Prune Variegated Jade Pothos regularly to maintain a bushy and compact growth habit. Trim back long vines to encourage branching and new growth, taking care not to remove any healthy variegated leaves. If the plant becomes leggy or thin, consider pruning it to promote bushiness4.
Training your Jade Pothos with a support, such as a trellis or moss pole, can help give the plant structure and shape. As the plant grows, it’ll climb the support, adding visual interest and making it a focal point in your space5.
Common Problems and Solutions
Pest and Disease Issues
Jade pothos may encounter pest issues such as spider mites and mealybugs. These pests reside on the underside of the leaves and can cause yellowing, leaf discoloration, and stunted growth1. To combat these pests, wipe the leaves with a solution of one part 70% isopropyl alcohol and four parts water.
In addition, applying a biodegradable soapy water mixture can help eliminate pests while maintaining the health of your jade pothos2. Nonetheless, it’s crucial to avoid leaving the plant too wet to prevent further complications.
When it comes to maintaining variegation in jade pothos, proper lighting is essential3. Insufficient light can cause the plant to lose its unique coloring, which is challenging to restore. Most variegated pothos plants require several hours of bright, indirect light, though some can tolerate medium light levels.
Another common issue is overwatering4. It can lead to yellowing leaves, a widespread houseplant problem. To prevent overwatering, make sure to provide the right amount of moisture and well-draining soil for your jade pothos. Monitoring factors like light, watering, and pest control can help maintain your jade pothos’s health and variegation.

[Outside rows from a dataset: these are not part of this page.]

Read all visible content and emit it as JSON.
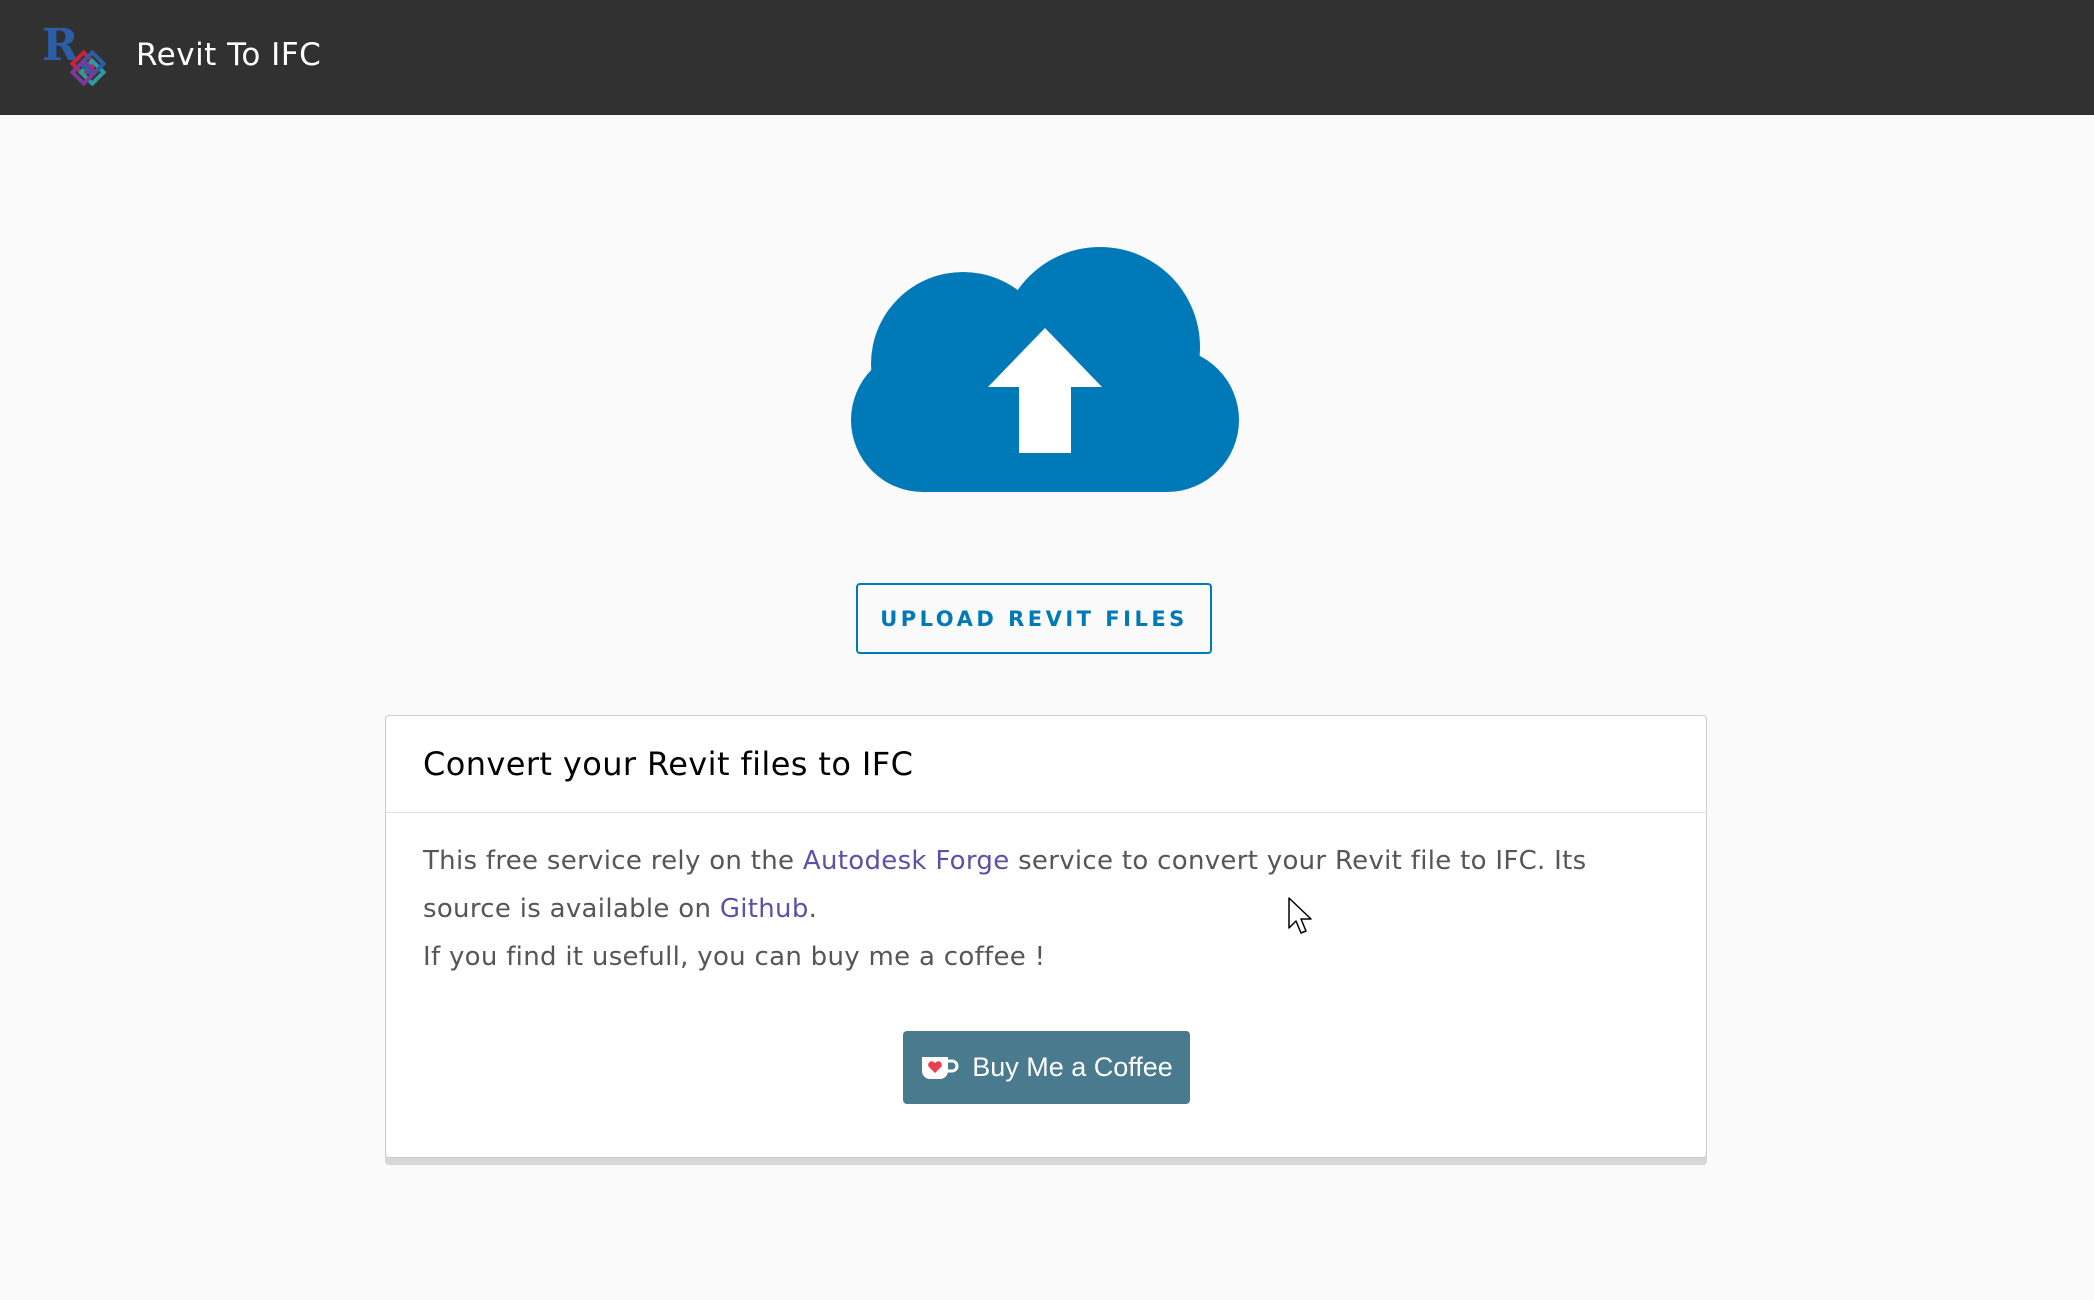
{
  "header": {
    "logo_letter": "R",
    "title": "Revit To IFC"
  },
  "upload": {
    "icon": "cloud-upload-icon",
    "button_label": "UPLOAD REVIT FILES"
  },
  "card": {
    "title": "Convert your Revit files to IFC",
    "line1_pre": "This free service rely on the ",
    "link_forge": "Autodesk Forge",
    "line1_post": " service to convert your Revit file to IFC. Its",
    "line2_pre": "source is available on ",
    "link_github": "Github",
    "line2_post": ".",
    "line3": "If you find it usefull, you can buy me a coffee !",
    "coffee_button": "Buy Me a Coffee",
    "coffee_icon": "coffee-cup-heart-icon"
  },
  "colors": {
    "topbar": "#313131",
    "accent": "#0079b8",
    "link": "#5a52a8",
    "coffee_button": "#4a7a8e"
  }
}
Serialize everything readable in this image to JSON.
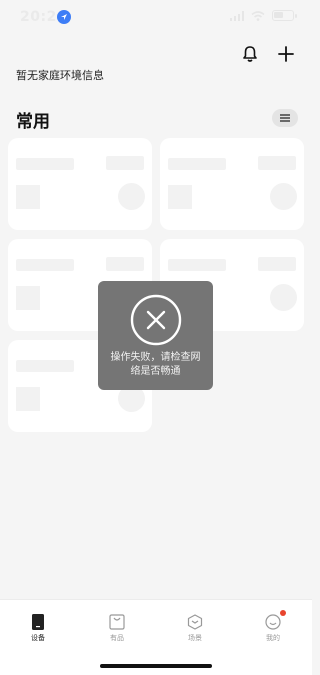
{
  "status_bar": {
    "time": "20:24"
  },
  "header": {
    "home_info": "暂无家庭环境信息",
    "bell_icon": "bell-icon",
    "add_icon": "plus-icon"
  },
  "section": {
    "title": "常用",
    "menu_icon": "list-menu-icon"
  },
  "placeholder_cards": 5,
  "toast": {
    "icon": "close-circle-icon",
    "message_line1": "操作失败，请检查网",
    "message_line2": "络是否畅通"
  },
  "tabs": [
    {
      "label": "设备",
      "icon": "device-icon",
      "active": true
    },
    {
      "label": "有品",
      "icon": "shopping-bag-icon",
      "active": false
    },
    {
      "label": "场景",
      "icon": "scene-icon",
      "active": false
    },
    {
      "label": "我的",
      "icon": "profile-icon",
      "active": false,
      "badge": true
    }
  ],
  "colors": {
    "background": "#f5f5f5",
    "toast_bg": "#6e6e6e",
    "accent_blue": "#3d7df6",
    "badge_red": "#e8442e"
  }
}
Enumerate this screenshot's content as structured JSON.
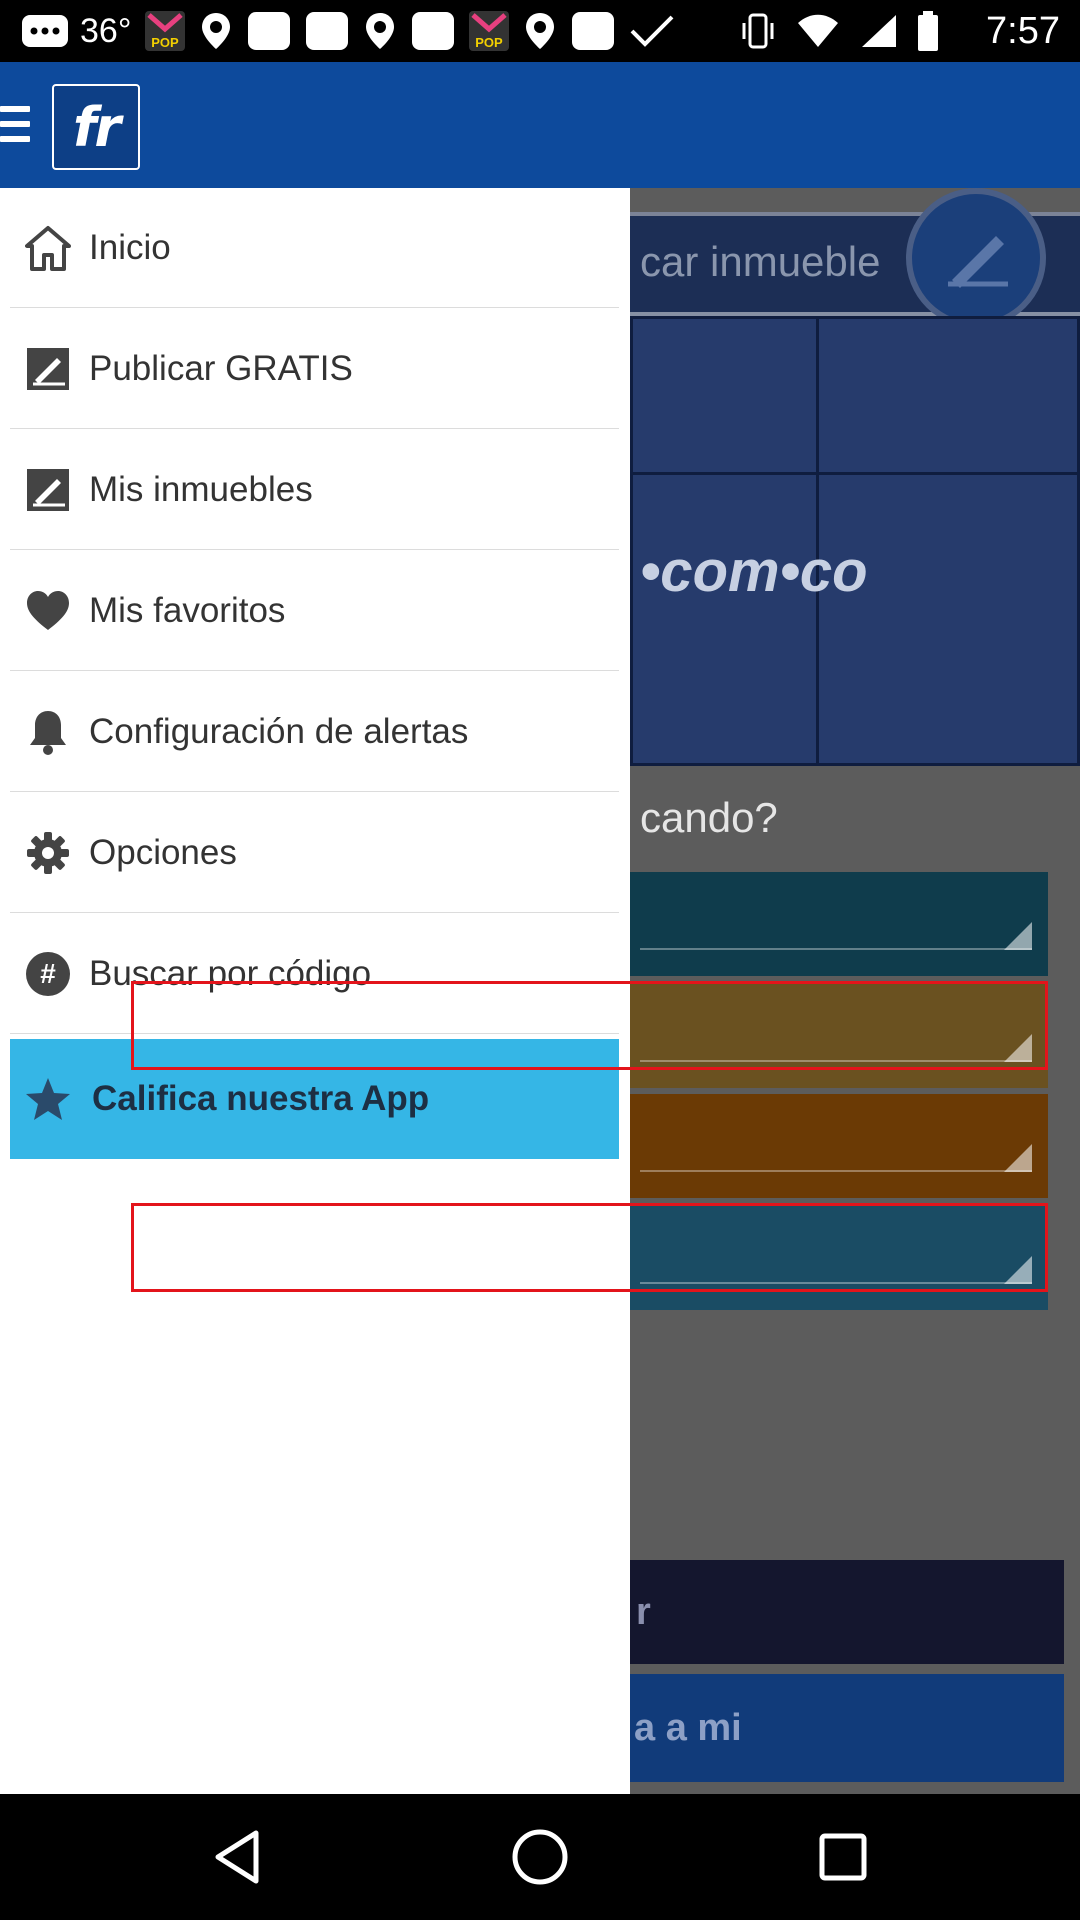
{
  "status_bar": {
    "temperature": "36°",
    "time": "7:57",
    "left_icons": [
      "message-icon",
      "pop-app-icon",
      "location-pin-icon",
      "blank-square-icon",
      "blank-square-icon",
      "location-pin-icon",
      "blank-square-icon",
      "pop-app-icon",
      "location-pin-icon",
      "blank-square-icon",
      "check-icon"
    ],
    "pop_label": "POP"
  },
  "app_bar": {
    "logo_text": "fr",
    "brand_color": "#0d4a9c"
  },
  "background": {
    "search_text": "car inmueble",
    "hero_text": "•com•co",
    "question_text": "cando?",
    "select_colors": [
      "#0f3c4c",
      "#6a5120",
      "#6b3a05",
      "#1a4c64"
    ],
    "button_dark_text": "r",
    "button_blue_text": "a a mi"
  },
  "drawer": {
    "items": [
      {
        "label": "Inicio",
        "icon": "home-icon"
      },
      {
        "label": "Publicar GRATIS",
        "icon": "publish-icon"
      },
      {
        "label": "Mis inmuebles",
        "icon": "publish-icon"
      },
      {
        "label": "Mis favoritos",
        "icon": "heart-icon"
      },
      {
        "label": "Configuración de alertas",
        "icon": "bell-icon"
      },
      {
        "label": "Opciones",
        "icon": "gear-icon"
      },
      {
        "label": "Buscar por código",
        "icon": "hash-icon"
      },
      {
        "label": "Califica nuestra App",
        "icon": "star-icon"
      }
    ],
    "active_color": "#35b6e6"
  },
  "highlight_color": "#e3141b"
}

My name is Daniel Elrod, and I have been houseplant love ever since I was 17. I love how much joy they bring to any room in the home. I’ve always been amazed at how a few pots of flowing leaves can turn a drab and sterile office into an inviting place where people love to work at.